Where do I start! Since childhood, I’ve faced so many struggles, but I always find the magic in those times. My family was poor when I was growing up, and it taught me to get creative. Later in life, after finishing design school, I was in a terrible accident while attending a wedding in Mexico. I was severely injured and unable to walk for over 6 months. I never gave up, and decided to start illustrating from bed. A year later, I was able to begin working again and had an opportunity with Betsey Johnson, working in her show room in New York. A dream come true. Fast forward many years later, I began an Event Design business focusing on Funeral Reception planning. I felt that while many families are grieving, they are taken advantage of during that time. So, I wanted to offer low income, creative services to make their final moments a more genuine celebration of life. Unfortunately, once I was established and consistently working, my partner lost his life. I was left to raise my baby alone. I decided to close the business and take some time to reflect. Many years, I just spent alone and trying to get myself together. I remember doing anything I could to stay inspired and distract myself. Years later, I began shooting photos of custom designed hats, models and then my recent project, small businesses. Now I make a living as a self-employed creative director and I’m able to travel and choose my own hours, jobs, and events. This change allowed me to spend more time with my daughter and find inspiration in many forms. It also allowed me to give back to many organizations and artists that are in need. Opportunities come and go, it’s what you choose to do that makes the difference.
Can you talk to us about how your funded your business?
There are always ways to start a business. I maybe had $100 to my name when I started. So I decided to sell some of my clothing and personal items to a resale shop. I came out with $300. It cost less than $50 to get a fictitious business name at the courthouse. When I did my research of where to sell items online, it turned out that Etsy had the lowest fees for listing items. Everyone discouraged me. However, within the first few weeks, I had over 25 sales. Later, I was gifted my first basic camera and I used it everyday. I watched tutorials online and just kept experimenting. I found Photoshop and Lightroom to be expensive at the time, and difficult to understand. So, I signed up for an online class at community college, and I just kept asking a lot of questions. Many community colleges offer online, inexpensive classes. The best part is that Adobe offers a huge discount to students, so I was able to afford all of the programs. It then became about consistency. Anything you do in life consistently becomes a habit, good or bad. You just have to choose what you want. I was tired of working for corporations that didn’t appreciate my artistry or value my time. Starting a business, even if it meant failing was better than going to a job that I hate everyday.

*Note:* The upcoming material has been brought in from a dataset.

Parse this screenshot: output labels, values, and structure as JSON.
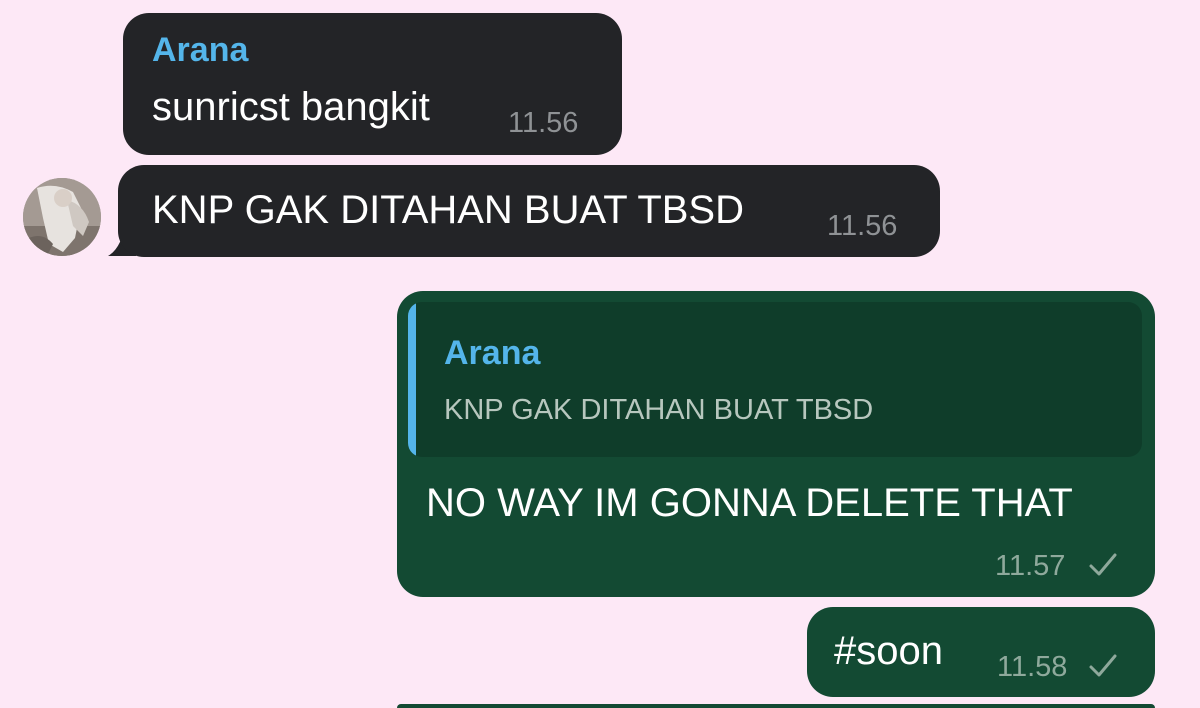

Freedom and peace is so much more valuable than job security. Don’t get me wrong… it’s vital to have income, but don’t give up your dream just because of fear. Keep the mundane job or get creative until you feel confident enough to believe in yourself. Those mundane jobs actually help to acquire so many skills. For example: social skills, sales, organization, leadership, financial, managerial, and always new perspective. Without new perspective, it’s almost impossible to evolve and create.